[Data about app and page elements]
══════

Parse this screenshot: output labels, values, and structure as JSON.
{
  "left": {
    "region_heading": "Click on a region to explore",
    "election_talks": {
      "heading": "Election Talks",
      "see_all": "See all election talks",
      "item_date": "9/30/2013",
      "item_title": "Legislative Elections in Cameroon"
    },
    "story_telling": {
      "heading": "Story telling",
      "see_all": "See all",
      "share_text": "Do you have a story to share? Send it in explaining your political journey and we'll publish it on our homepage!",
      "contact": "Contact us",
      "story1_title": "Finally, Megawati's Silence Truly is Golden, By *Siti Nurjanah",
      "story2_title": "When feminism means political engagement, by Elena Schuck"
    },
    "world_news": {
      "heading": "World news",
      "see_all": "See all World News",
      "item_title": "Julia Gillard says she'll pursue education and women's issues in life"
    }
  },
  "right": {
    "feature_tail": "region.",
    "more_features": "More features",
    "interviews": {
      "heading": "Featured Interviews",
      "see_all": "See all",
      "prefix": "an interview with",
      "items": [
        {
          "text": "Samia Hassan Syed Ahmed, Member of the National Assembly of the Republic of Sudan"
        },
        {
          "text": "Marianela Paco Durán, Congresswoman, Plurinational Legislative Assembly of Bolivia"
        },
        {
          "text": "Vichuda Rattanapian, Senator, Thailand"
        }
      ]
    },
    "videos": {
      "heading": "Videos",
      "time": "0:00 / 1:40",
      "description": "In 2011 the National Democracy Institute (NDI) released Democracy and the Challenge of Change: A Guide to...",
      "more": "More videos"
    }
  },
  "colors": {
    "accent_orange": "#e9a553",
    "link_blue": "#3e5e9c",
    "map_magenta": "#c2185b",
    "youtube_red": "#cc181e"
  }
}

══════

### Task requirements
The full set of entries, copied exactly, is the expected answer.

### Problem solution
Parse this screenshot: output labels, values, and structure as JSON.
{
  "left": {
    "region_heading": "Click on a region to explore",
    "election_talks": {
      "heading": "Election Talks",
      "see_all": "See all election talks",
      "item_date": "9/30/2013",
      "item_title": "Legislative Elections in Cameroon"
    },
    "story_telling": {
      "heading": "Story telling",
      "see_all": "See all",
      "share_text": "Do you have a story to share? Send it in explaining your political journey and we'll publish it on our homepage!",
      "contact": "Contact us",
      "story1_title": "Finally, Megawati's Silence Truly is Golden, By *Siti Nurjanah",
      "story2_title": "When feminism means political engagement, by Elena Schuck"
    },
    "world_news": {
      "heading": "World news",
      "see_all": "See all World News",
      "item_title": "Julia Gillard says she'll pursue education and women's issues in life"
    }
  },
  "right": {
    "feature_tail": "region.",
    "more_features": "More features",
    "interviews": {
      "heading": "Featured Interviews",
      "see_all": "See all",
      "prefix": "an interview with",
      "items": [
        {
          "text": "Samia Hassan Syed Ahmed, Member of the National Assembly of the Republic of Sudan"
        },
        {
          "text": "Marianela Paco Durán, Congresswoman, Plurinational Legislative Assembly of Bolivia"
        },
        {
          "text": "Vichuda Rattanapian, Senator, Thailand"
        }
      ]
    },
    "videos": {
      "heading": "Videos",
      "time": "0:00 / 1:40",
      "description": "In 2011 the National Democracy Institute (NDI) released Democracy and the Challenge of Change: A Guide to...",
      "more": "More videos"
    }
  },
  "colors": {
    "accent_orange": "#e9a553",
    "link_blue": "#3e5e9c",
    "map_magenta": "#c2185b",
    "youtube_red": "#cc181e"
  }
}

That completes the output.